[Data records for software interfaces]
>>>>

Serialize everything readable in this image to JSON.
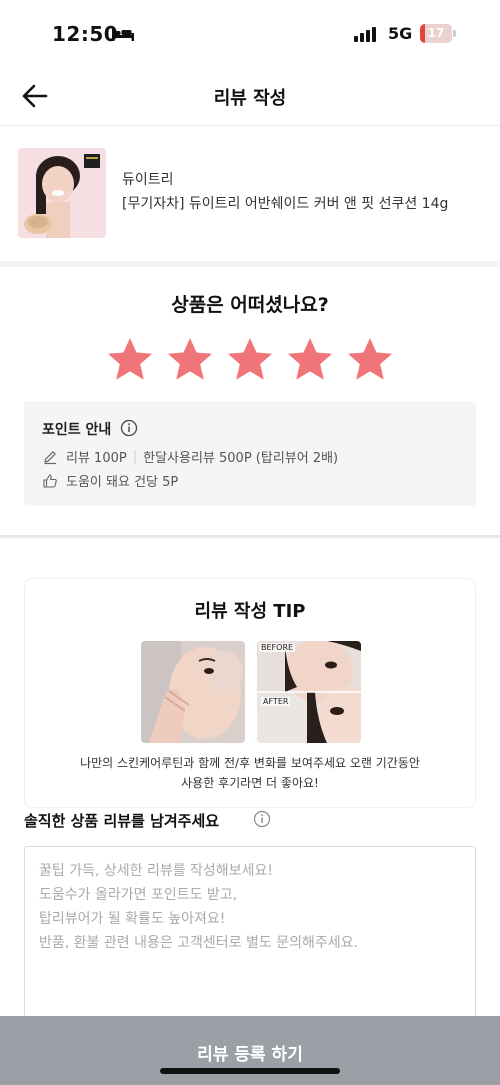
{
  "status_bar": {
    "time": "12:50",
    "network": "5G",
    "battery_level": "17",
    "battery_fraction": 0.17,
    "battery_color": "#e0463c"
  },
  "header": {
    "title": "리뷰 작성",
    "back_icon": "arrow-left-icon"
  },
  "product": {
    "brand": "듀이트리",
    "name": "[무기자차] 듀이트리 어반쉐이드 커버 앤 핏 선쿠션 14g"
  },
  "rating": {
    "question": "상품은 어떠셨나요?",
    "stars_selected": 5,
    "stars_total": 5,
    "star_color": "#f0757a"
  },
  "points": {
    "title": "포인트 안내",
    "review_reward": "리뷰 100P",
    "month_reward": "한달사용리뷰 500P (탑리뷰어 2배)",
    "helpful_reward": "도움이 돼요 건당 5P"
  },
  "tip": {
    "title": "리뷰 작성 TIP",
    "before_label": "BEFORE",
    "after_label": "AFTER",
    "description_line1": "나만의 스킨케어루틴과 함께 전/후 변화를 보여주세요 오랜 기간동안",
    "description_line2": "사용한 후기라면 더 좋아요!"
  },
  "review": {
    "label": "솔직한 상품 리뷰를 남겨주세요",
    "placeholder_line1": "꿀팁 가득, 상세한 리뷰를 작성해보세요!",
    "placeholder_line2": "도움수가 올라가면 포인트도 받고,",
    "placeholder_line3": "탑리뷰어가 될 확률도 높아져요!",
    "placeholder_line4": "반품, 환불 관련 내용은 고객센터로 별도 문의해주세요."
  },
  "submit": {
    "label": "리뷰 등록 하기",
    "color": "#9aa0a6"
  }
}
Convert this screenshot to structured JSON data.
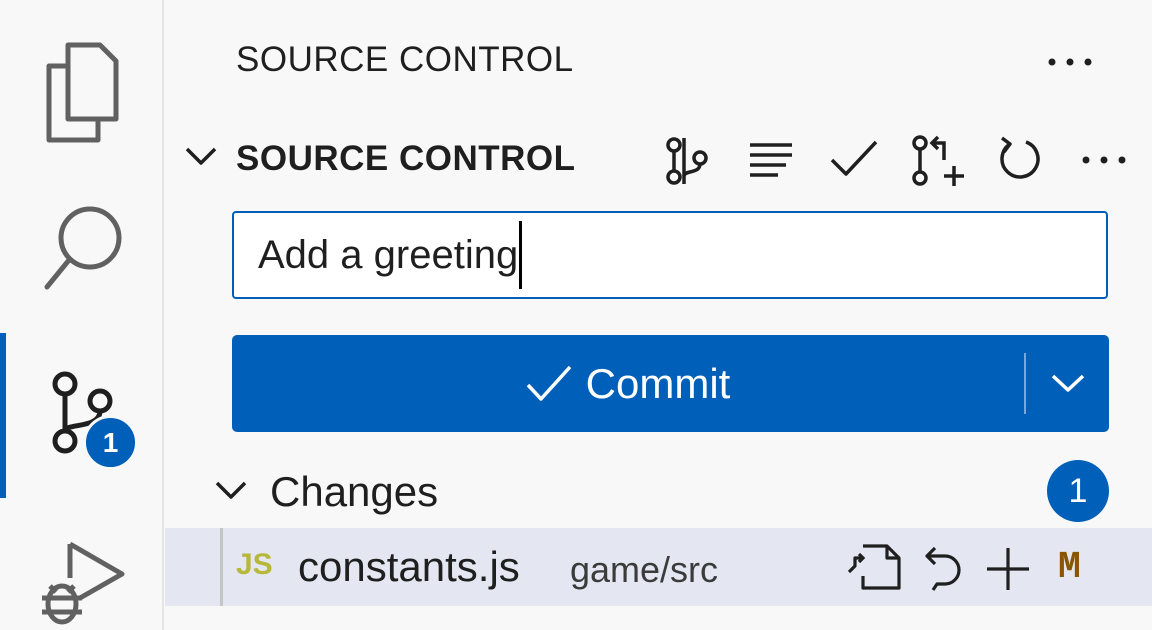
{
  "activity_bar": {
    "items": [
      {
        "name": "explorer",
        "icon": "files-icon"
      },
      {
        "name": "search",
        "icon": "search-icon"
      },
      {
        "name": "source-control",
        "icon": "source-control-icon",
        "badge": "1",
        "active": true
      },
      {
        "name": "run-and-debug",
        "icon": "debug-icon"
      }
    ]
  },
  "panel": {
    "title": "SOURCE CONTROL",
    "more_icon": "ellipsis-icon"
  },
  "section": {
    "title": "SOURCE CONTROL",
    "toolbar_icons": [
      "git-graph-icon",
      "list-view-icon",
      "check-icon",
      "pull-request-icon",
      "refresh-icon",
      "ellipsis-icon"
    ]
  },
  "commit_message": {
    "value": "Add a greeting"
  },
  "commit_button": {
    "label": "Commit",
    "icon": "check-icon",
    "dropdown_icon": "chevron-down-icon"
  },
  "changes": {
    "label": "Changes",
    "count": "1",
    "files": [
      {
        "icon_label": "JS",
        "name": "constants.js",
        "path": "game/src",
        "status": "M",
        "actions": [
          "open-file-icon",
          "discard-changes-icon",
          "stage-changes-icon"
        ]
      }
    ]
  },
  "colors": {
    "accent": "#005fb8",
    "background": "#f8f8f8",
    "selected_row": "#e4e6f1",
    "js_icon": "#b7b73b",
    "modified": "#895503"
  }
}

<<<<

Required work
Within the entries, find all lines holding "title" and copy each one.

Response area
    "title": "리뷰 작성",
    "title": "포인트 안내",
    "title": "리뷰 작성 TIP",
    "title": "SOURCE CONTROL",
    "title": "SOURCE CONTROL",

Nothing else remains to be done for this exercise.